Assignment -
Would you copy each line of the data below that has "Trade"?

Records to process -
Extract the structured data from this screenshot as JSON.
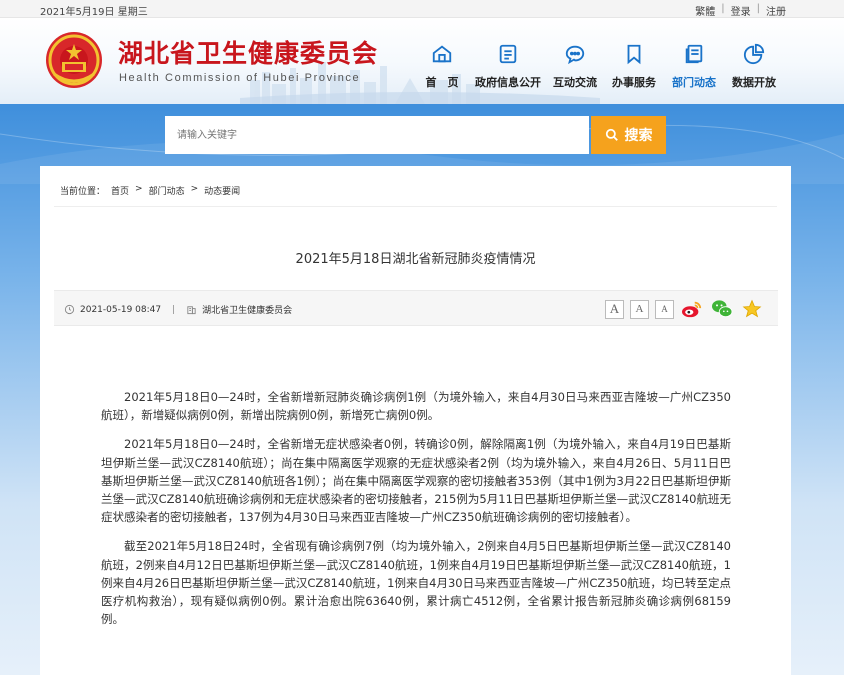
{
  "topbar": {
    "date": "2021年5月19日 星期三",
    "links": [
      "繁體",
      "登录",
      "注册"
    ]
  },
  "header": {
    "title_cn": "湖北省卫生健康委员会",
    "title_en": "Health Commission of Hubei Province",
    "nav": [
      {
        "label": "首　页",
        "icon": "home-icon"
      },
      {
        "label": "政府信息公开",
        "icon": "document-icon"
      },
      {
        "label": "互动交流",
        "icon": "chat-icon"
      },
      {
        "label": "办事服务",
        "icon": "bookmark-icon"
      },
      {
        "label": "部门动态",
        "icon": "news-icon",
        "active": true
      },
      {
        "label": "数据开放",
        "icon": "pie-chart-icon"
      }
    ]
  },
  "search": {
    "placeholder": "请输入关键字",
    "button_label": "搜索"
  },
  "breadcrumb": {
    "prefix": "当前位置：",
    "items": [
      "首页",
      "部门动态",
      "动态要闻"
    ],
    "sep": ">"
  },
  "article": {
    "title": "2021年5月18日湖北省新冠肺炎疫情情况",
    "datetime": "2021-05-19 08:47",
    "source": "湖北省卫生健康委员会",
    "font_buttons": [
      "A",
      "A",
      "A"
    ],
    "paragraphs": [
      "2021年5月18日0—24时，全省新增新冠肺炎确诊病例1例（为境外输入，来自4月30日马来西亚吉隆坡—广州CZ350航班），新增疑似病例0例，新增出院病例0例，新增死亡病例0例。",
      "2021年5月18日0—24时，全省新增无症状感染者0例，转确诊0例，解除隔离1例（为境外输入，来自4月19日巴基斯坦伊斯兰堡—武汉CZ8140航班）；尚在集中隔离医学观察的无症状感染者2例（均为境外输入，来自4月26日、5月11日巴基斯坦伊斯兰堡—武汉CZ8140航班各1例）；尚在集中隔离医学观察的密切接触者353例（其中1例为3月22日巴基斯坦伊斯兰堡—武汉CZ8140航班确诊病例和无症状感染者的密切接触者，215例为5月11日巴基斯坦伊斯兰堡—武汉CZ8140航班无症状感染者的密切接触者，137例为4月30日马来西亚吉隆坡—广州CZ350航班确诊病例的密切接触者）。",
      "截至2021年5月18日24时，全省现有确诊病例7例（均为境外输入，2例来自4月5日巴基斯坦伊斯兰堡—武汉CZ8140航班，2例来自4月12日巴基斯坦伊斯兰堡—武汉CZ8140航班，1例来自4月19日巴基斯坦伊斯兰堡—武汉CZ8140航班，1例来自4月26日巴基斯坦伊斯兰堡—武汉CZ8140航班，1例来自4月30日马来西亚吉隆坡—广州CZ350航班，均已转至定点医疗机构救治），现有疑似病例0例。累计治愈出院63640例，累计病亡4512例，全省累计报告新冠肺炎确诊病例68159例。"
    ]
  },
  "colors": {
    "brand_red": "#c8161d",
    "accent_blue": "#1a73c9",
    "search_orange": "#f5a21d"
  }
}
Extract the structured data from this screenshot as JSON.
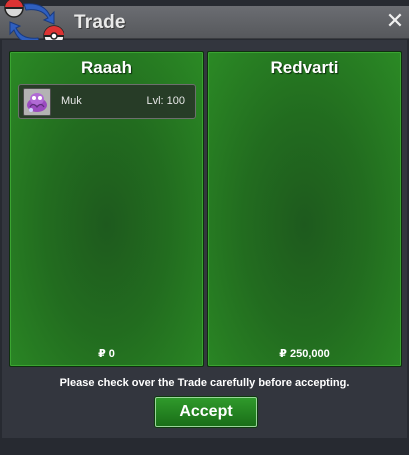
{
  "window": {
    "title": "Trade",
    "close_label": "✕",
    "logo_icon": "pokeball-swap-icon"
  },
  "panels": [
    {
      "player": "Raaah",
      "items": [
        {
          "name": "Muk",
          "level": "Lvl: 100",
          "icon": "pokemon-muk-icon"
        }
      ],
      "money": "₽ 0"
    },
    {
      "player": "Redvarti",
      "items": [],
      "money": "₽ 250,000"
    }
  ],
  "notice": "Please check over the Trade carefully before accepting.",
  "accept_label": "Accept",
  "colors": {
    "panel_green": "#226c1f",
    "accept_green": "#2f9a2b",
    "titlebar_gray": "#6b6d72",
    "background": "#33363e"
  }
}
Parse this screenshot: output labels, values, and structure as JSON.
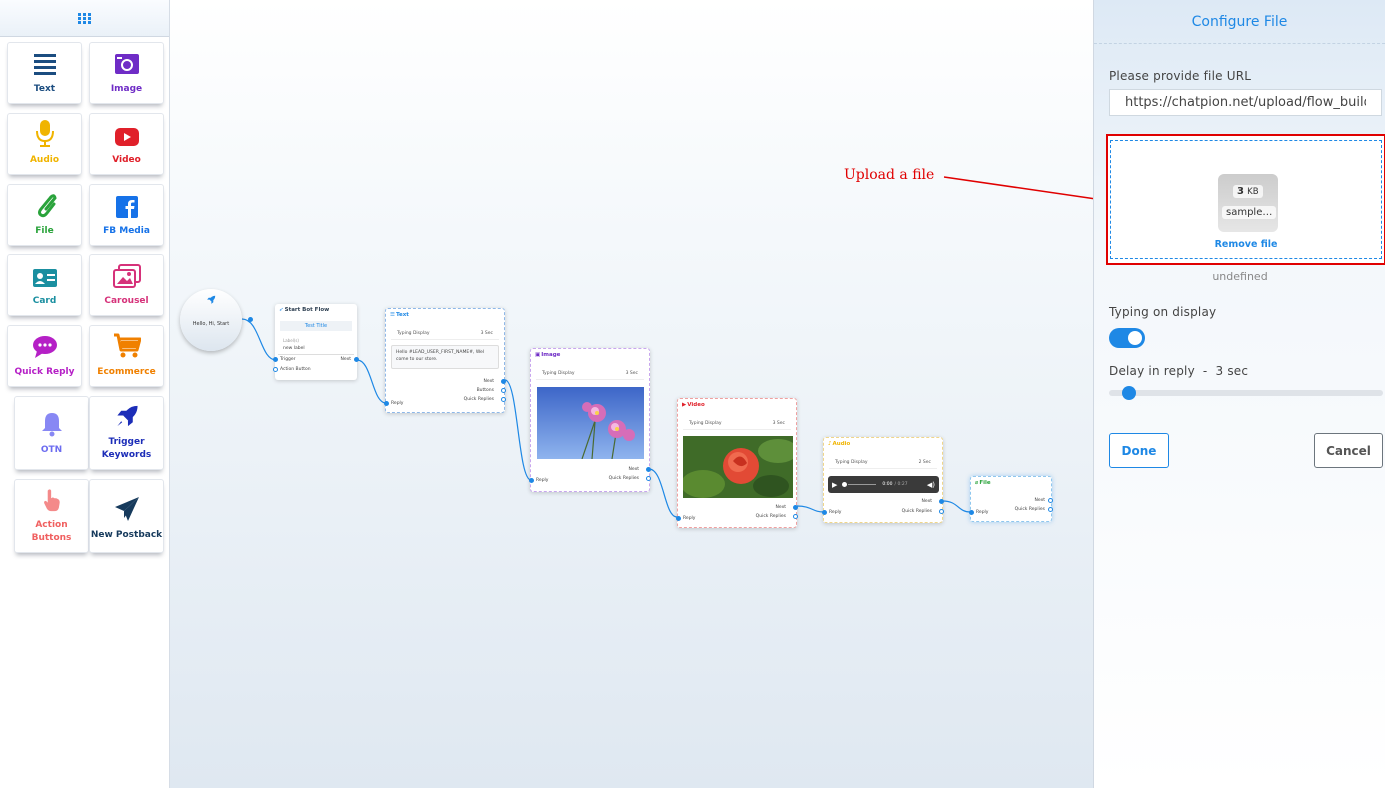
{
  "sidebar": {
    "items": [
      {
        "label": "Text",
        "color": "#1b4d80"
      },
      {
        "label": "Image",
        "color": "#6f2cc6"
      },
      {
        "label": "Audio",
        "color": "#f0b400"
      },
      {
        "label": "Video",
        "color": "#e0202a"
      },
      {
        "label": "File",
        "color": "#2aa33b"
      },
      {
        "label": "FB Media",
        "color": "#1672e8"
      },
      {
        "label": "Card",
        "color": "#1a8fa0"
      },
      {
        "label": "Carousel",
        "color": "#d6327a"
      },
      {
        "label": "Quick Reply",
        "color": "#b520c6"
      },
      {
        "label": "Ecommerce",
        "color": "#f08000"
      },
      {
        "label": "OTN",
        "color": "#6c6cf0"
      },
      {
        "label": "Trigger\nKeywords",
        "color": "#1c2db8"
      },
      {
        "label": "Action\nButtons",
        "color": "#f06060"
      },
      {
        "label": "New Postback",
        "color": "#163a5c"
      }
    ]
  },
  "canvas": {
    "start": {
      "label": "Hello, Hi, Start"
    },
    "start_flow": {
      "title": "Start Bot Flow",
      "test_title": "Test Title",
      "sublabel": "Label(s)",
      "label_value": "new label",
      "trigger": "Trigger",
      "next": "Next",
      "action_button": "Action Button"
    },
    "text_node": {
      "title": "Text",
      "typing": "Typing Display",
      "sec": "3 Sec",
      "message": "Hello #LEAD_USER_FIRST_NAME#, Wel come to our store.",
      "reply": "Reply",
      "next": "Next",
      "buttons": "Buttons",
      "quick": "Quick Replies"
    },
    "image_node": {
      "title": "Image",
      "typing": "Typing Display",
      "sec": "3 Sec",
      "reply": "Reply",
      "next": "Next",
      "quick": "Quick Replies"
    },
    "video_node": {
      "title": "Video",
      "typing": "Typing Display",
      "sec": "3 Sec",
      "reply": "Reply",
      "next": "Next",
      "quick": "Quick Replies"
    },
    "audio_node": {
      "title": "Audio",
      "typing": "Typing Display",
      "sec": "2 Sec",
      "time": "0:00",
      "duration": "/ 0:27",
      "reply": "Reply",
      "next": "Next",
      "quick": "Quick Replies"
    },
    "file_node": {
      "title": "File",
      "reply": "Reply",
      "next": "Next",
      "quick": "Quick Replies"
    }
  },
  "annotation": {
    "text": "Upload a file",
    "color": "#e00000"
  },
  "panel": {
    "title": "Configure File",
    "url_label": "Please provide file URL",
    "url_value": "https://chatpion.net/upload/flow_builder/sample.pdf",
    "file_size_num": "3",
    "file_size_unit": "KB",
    "file_name": "sample…",
    "remove_label": "Remove file",
    "undefined_text": "undefined",
    "typing_label": "Typing on display",
    "typing_on": true,
    "delay_label": "Delay in reply  -  3 sec",
    "delay_value": 3,
    "done_label": "Done",
    "cancel_label": "Cancel",
    "accent": "#1e88e5"
  }
}
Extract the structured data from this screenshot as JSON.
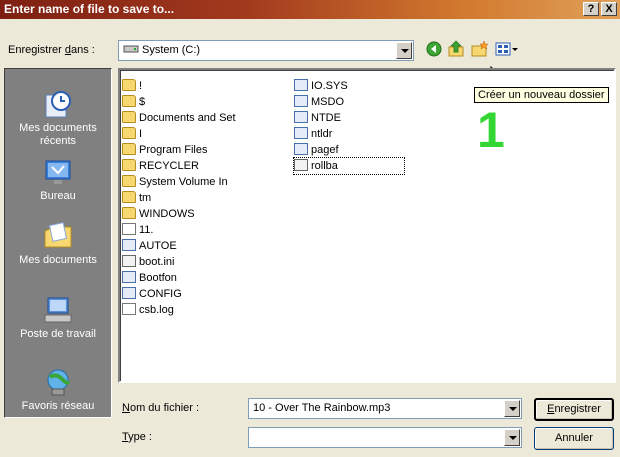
{
  "window": {
    "title": "Enter name of file to save to...",
    "help_btn": "?",
    "close_btn": "X"
  },
  "save_in": {
    "label_pre": "Enregistrer ",
    "label_accel": "d",
    "label_post": "ans :",
    "value": "System (C:)"
  },
  "tooltip": "Créer un nouveau dossier",
  "annotation": "1",
  "places": [
    {
      "label": "Mes documents récents",
      "icon": "recent-documents-icon"
    },
    {
      "label": "Bureau",
      "icon": "desktop-icon"
    },
    {
      "label": "Mes documents",
      "icon": "my-documents-icon"
    },
    {
      "label": "Poste de travail",
      "icon": "my-computer-icon"
    },
    {
      "label": "Favoris réseau",
      "icon": "network-places-icon"
    }
  ],
  "files_col1": [
    {
      "name": "!",
      "type": "folder"
    },
    {
      "name": "$",
      "type": "folder"
    },
    {
      "name": "Documents and Set",
      "type": "folder"
    },
    {
      "name": "I",
      "type": "folder"
    },
    {
      "name": "Program Files",
      "type": "folder"
    },
    {
      "name": "RECYCLER",
      "type": "folder"
    },
    {
      "name": "System Volume In",
      "type": "folder"
    },
    {
      "name": "tm",
      "type": "folder"
    },
    {
      "name": "WINDOWS",
      "type": "folder"
    },
    {
      "name": "11.",
      "type": "text"
    },
    {
      "name": "AUTOE",
      "type": "system"
    },
    {
      "name": "boot.ini",
      "type": "settings"
    },
    {
      "name": "Bootfon",
      "type": "system"
    },
    {
      "name": "CONFIG",
      "type": "system"
    },
    {
      "name": "csb.log",
      "type": "text"
    }
  ],
  "files_col2": [
    {
      "name": "IO.SYS",
      "type": "system"
    },
    {
      "name": "MSDO",
      "type": "system"
    },
    {
      "name": "NTDE",
      "type": "system"
    },
    {
      "name": "ntldr",
      "type": "system"
    },
    {
      "name": "pagef",
      "type": "system"
    },
    {
      "name": "rollba",
      "type": "settings"
    }
  ],
  "filename": {
    "label_accel": "N",
    "label_post": "om du fichier :",
    "value": "10 - Over The Rainbow.mp3"
  },
  "filetype": {
    "label_accel": "T",
    "label_post": "ype :",
    "value": ""
  },
  "buttons": {
    "save_accel": "E",
    "save_post": "nregistrer",
    "cancel": "Annuler"
  }
}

Solution to the problem -
    "title": "Trade",
  "notice": "Please check over the Trade carefully before accepting.",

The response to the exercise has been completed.